▶ **Records for the exercise**
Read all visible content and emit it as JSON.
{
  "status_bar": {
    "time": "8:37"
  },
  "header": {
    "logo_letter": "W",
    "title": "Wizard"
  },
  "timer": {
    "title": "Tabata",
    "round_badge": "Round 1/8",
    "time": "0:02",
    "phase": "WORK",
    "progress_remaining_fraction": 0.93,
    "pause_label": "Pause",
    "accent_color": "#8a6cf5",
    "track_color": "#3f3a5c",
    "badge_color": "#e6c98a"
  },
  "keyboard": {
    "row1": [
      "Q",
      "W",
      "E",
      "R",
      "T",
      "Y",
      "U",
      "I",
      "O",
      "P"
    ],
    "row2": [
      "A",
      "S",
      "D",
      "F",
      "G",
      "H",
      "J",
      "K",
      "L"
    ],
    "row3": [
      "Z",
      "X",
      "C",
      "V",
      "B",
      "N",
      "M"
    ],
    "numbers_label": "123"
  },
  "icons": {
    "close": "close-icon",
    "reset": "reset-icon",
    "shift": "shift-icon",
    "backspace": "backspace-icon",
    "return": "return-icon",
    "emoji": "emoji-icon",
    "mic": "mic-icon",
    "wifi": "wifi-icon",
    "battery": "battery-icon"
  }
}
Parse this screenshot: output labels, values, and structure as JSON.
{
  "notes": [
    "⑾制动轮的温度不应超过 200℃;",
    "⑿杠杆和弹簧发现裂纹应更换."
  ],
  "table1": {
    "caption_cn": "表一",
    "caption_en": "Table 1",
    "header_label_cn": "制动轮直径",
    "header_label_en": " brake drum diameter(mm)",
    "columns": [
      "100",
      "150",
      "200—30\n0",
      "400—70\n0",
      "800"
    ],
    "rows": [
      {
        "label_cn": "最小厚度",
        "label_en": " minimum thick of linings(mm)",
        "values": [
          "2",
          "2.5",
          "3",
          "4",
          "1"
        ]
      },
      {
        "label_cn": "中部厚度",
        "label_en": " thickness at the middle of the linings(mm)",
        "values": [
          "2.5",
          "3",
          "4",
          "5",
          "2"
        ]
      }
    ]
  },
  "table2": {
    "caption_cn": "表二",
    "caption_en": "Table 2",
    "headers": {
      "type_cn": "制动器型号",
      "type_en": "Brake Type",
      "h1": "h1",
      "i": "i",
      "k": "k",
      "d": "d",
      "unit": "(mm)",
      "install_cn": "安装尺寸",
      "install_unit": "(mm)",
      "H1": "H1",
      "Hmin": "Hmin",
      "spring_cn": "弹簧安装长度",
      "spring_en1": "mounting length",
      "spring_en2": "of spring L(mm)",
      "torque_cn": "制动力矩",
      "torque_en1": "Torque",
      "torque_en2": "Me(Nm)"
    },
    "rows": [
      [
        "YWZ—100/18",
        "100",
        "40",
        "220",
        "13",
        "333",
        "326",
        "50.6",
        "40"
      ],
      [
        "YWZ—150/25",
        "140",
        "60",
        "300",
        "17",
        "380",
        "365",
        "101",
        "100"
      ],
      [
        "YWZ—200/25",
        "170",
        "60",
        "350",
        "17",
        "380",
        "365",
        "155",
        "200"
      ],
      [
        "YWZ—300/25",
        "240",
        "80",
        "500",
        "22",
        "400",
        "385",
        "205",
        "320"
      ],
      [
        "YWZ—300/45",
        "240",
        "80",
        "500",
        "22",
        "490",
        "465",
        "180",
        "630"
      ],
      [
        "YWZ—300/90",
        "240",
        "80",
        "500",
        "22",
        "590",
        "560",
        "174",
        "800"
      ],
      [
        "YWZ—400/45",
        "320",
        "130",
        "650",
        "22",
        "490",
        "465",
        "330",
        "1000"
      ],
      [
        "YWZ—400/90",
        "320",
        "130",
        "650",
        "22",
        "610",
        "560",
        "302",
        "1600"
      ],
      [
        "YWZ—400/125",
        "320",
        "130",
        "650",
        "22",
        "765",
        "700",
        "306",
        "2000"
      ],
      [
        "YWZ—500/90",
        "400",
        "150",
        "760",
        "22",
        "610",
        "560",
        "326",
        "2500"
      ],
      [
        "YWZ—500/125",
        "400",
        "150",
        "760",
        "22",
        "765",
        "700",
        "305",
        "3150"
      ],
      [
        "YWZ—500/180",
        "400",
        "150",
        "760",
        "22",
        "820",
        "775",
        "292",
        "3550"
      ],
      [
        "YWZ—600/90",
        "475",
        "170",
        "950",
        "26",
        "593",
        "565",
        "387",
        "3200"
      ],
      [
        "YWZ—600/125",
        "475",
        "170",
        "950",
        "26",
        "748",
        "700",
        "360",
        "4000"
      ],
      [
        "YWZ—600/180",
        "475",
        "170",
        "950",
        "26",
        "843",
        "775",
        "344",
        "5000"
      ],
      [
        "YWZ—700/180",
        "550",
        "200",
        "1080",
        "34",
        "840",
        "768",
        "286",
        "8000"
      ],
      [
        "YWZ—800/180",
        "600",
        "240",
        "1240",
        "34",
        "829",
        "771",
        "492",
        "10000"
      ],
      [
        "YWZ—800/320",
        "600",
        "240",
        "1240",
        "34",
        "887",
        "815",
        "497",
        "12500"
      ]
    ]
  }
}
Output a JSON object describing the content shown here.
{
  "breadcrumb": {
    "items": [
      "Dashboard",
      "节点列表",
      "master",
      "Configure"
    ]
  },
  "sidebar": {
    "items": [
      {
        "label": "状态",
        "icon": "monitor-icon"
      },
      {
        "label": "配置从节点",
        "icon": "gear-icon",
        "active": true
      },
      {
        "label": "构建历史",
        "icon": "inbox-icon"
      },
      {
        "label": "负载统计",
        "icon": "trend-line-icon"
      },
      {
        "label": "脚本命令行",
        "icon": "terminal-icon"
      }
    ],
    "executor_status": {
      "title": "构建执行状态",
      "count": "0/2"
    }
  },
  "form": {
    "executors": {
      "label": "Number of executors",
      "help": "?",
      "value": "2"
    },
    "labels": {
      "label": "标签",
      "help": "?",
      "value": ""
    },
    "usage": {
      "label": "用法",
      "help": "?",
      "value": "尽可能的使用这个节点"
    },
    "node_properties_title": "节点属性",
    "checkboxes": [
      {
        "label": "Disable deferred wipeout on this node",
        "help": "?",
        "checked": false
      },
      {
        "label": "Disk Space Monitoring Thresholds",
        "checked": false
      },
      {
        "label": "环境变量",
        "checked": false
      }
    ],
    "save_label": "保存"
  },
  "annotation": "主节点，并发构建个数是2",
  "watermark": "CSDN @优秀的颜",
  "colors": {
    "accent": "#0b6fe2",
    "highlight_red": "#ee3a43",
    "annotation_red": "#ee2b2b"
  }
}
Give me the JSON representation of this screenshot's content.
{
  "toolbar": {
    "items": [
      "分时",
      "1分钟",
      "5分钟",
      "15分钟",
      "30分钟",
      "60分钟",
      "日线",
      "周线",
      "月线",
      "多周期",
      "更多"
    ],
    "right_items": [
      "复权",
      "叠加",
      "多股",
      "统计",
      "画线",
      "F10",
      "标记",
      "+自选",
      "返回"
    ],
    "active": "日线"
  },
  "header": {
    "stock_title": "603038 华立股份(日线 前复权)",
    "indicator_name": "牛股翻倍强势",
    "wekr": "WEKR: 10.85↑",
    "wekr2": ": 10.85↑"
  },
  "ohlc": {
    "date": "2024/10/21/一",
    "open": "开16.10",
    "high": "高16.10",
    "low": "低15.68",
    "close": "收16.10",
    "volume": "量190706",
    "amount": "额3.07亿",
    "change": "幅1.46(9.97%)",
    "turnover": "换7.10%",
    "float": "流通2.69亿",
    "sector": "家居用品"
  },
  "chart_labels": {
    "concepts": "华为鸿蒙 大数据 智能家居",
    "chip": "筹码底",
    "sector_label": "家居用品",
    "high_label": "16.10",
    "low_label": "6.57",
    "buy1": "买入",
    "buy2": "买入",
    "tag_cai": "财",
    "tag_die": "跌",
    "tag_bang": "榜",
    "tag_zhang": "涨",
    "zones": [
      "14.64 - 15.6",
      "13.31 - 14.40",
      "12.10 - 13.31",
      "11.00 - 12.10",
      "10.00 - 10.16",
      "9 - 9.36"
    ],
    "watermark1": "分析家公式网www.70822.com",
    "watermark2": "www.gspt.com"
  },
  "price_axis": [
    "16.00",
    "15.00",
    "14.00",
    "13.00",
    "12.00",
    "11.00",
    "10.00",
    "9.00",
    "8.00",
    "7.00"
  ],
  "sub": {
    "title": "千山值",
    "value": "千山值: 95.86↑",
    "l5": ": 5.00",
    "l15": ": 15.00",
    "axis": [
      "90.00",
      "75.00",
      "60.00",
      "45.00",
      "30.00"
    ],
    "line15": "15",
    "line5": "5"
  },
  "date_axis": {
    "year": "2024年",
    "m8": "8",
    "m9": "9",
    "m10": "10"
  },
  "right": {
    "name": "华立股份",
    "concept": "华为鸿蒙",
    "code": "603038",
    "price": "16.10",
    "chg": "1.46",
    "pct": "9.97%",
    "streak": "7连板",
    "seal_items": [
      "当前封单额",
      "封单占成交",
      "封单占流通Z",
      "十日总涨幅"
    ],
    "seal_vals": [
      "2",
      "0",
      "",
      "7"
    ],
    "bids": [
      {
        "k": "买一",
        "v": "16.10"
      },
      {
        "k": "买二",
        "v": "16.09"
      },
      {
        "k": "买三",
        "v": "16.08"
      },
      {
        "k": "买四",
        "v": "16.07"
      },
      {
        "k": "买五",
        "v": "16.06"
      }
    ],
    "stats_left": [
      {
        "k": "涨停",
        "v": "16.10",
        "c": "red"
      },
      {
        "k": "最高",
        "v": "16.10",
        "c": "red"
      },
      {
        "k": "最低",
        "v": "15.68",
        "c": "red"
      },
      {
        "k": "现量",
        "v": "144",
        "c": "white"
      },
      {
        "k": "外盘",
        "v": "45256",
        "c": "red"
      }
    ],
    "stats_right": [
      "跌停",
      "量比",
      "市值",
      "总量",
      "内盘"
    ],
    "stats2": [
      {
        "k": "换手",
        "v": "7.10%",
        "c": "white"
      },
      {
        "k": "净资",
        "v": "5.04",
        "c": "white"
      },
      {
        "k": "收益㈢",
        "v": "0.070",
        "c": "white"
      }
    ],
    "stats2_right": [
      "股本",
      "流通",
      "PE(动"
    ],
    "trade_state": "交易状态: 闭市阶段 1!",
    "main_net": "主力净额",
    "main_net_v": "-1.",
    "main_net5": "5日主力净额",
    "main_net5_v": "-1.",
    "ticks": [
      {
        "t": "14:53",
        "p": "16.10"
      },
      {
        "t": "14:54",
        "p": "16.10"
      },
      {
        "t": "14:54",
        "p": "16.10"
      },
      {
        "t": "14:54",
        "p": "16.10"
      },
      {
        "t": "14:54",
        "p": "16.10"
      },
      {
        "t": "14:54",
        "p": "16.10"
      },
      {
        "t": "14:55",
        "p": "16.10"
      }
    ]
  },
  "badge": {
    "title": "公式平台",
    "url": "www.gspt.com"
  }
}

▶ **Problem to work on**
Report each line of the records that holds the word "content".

▶ **Response for this exercise**
Read all visible content and emit it as JSON.
Output a JSON object describing the content shown here.
Give me the JSON representation of this screenshot's content.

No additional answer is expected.